Proposed changes on pilot schedules in the US.


    ALPA Member
    U.S. proposes new rest rules for airline pilots
    Fri, Sep 10 2010
    By John Crawley
    WASHINGTON (Reuters) - Airlines would be required to give pilots longer rest periods and scale back duty time under a U.S. government proposal on Friday aimed at combating fatigue in the cockpit.

    The Federal Aviation Administration (FAA) changes, if finalized, could force airlines to hire more pilots, change flight schedules, and revamp negotiated union work rules.

    Major carriers are very sensitive to any mandate that would raise costs just as their finances are improving following a recession-driven downturn.

    Unionized pilots at several carriers have been pushing for more flexible work schedules and more hiring.
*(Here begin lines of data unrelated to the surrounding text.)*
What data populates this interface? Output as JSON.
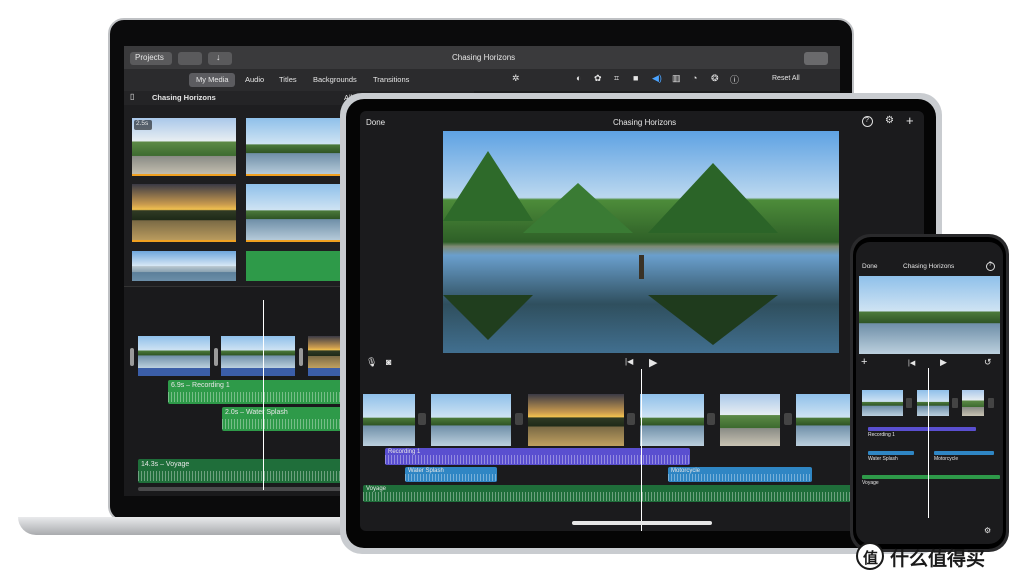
{
  "project_title": "Chasing Horizons",
  "mac": {
    "projects_button": "Projects",
    "tabs": [
      "My Media",
      "Audio",
      "Titles",
      "Backgrounds",
      "Transitions"
    ],
    "library_title": "Chasing Horizons",
    "filter_label": "All",
    "reset_label": "Reset All",
    "thumb_duration": "2.5s",
    "tracks": {
      "recording": "6.9s – Recording 1",
      "splash": "2.0s – Water Splash",
      "voyage": "14.3s – Voyage"
    }
  },
  "ipad": {
    "done_label": "Done",
    "help_icon": "?",
    "tracks": {
      "recording": "Recording 1",
      "splash": "Water Splash",
      "motorcycle": "Motorcycle",
      "voyage": "Voyage"
    }
  },
  "iphone": {
    "done_label": "Done",
    "help_icon": "?",
    "tracks": {
      "recording": "Recording 1",
      "splash": "Water Splash",
      "motorcycle": "Motorcycle",
      "voyage": "Voyage"
    }
  },
  "watermark": {
    "glyph": "值",
    "text": "什么值得买"
  },
  "colors": {
    "accent_blue": "#3b5ea8",
    "audio_green": "#2e9a49",
    "recording_purple": "#5a4fd0",
    "water_blue": "#2f86c4",
    "voyage_green": "#1f6e3a",
    "playhead": "#ffffff"
  }
}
    Big carriers like Delta Air Lines, UAL Inc's United Airlines and Continental Airlines each employ thousands of pilots. The impact of any change would depend on a carrier's internal policies on fatigue.

    The FAA regulation also would apply to operations at U.S. regional carriers, such as Delta's Comair affiliate and Pinnacle Airlines Inc's Colgan Air.

    Airlines have warned that if the regulations, which were widely expected, are too onerous, carriers could wind up reducing capacity to keep costs in line.

    The industry's leading trade group, the Air Transport Association, said in a statement that it was evaluating the FAA proposal and would support new fatigue standards if they were scientifically based and "crafted to truly improve safety."


    Under pressure from families of the victims of a Colgan crash last year in New York that killed 49 people and raised questions about crew scheduling, Congress required new efforts on pilot fatigue and training this summer.

    The FAA proposed a nine-hour minimum rest period prior to flying, geared toward ensuring adequate sleep. That would be a one-hour increase over current rules.

    To prevent fatigue over weekly and monthly schedules, the FAA proposed new limits on the amount of time a pilot can be on duty. For instance, pilots must receive at least 30 consecutive hours free from duty weekly, a 25 percent increase over current rules.

    The FAA, which accelerated work on the fatigue measure earlier this year under its administrator and former pilot, Randy Babbitt, first proposed updating pilot rest rules in the mid-1990s. But regulators never finished the work due to shifting agency priorities, political wrangling and unresolved technical questions on how to proceed.

    The Colgan crash, in which a Bombardier DHC-8-400 plunged into a snow-covered neighborhood as it neared Buffalo, New York, on February 12, 2009, exposed serious questions about pilot training.

    The National Transportation Safety Board noted as part of its investigation that pilots for smaller carriers can commute lengthy distances to work, experience hectic and long days, and use crew lounges to catch up on their sleep during breaks.

    These smaller airlines perform a substantial amount of short-haul flying for their big affiliates.

    The FAA proposal says it is unreasonable to assume that a pilot is resting while commuting, and that airlines would be required to arrange adequate rest periods outside of commuting hours.

    The new rule would give airlines some flexibility on scheduling, considering that airline operations vary, including aircraft type, routes, and staffing.

    The proposal is subject to a 60-day public comment period.

    (Reporting by John Crawley; Editing by Lisa Von Ahn)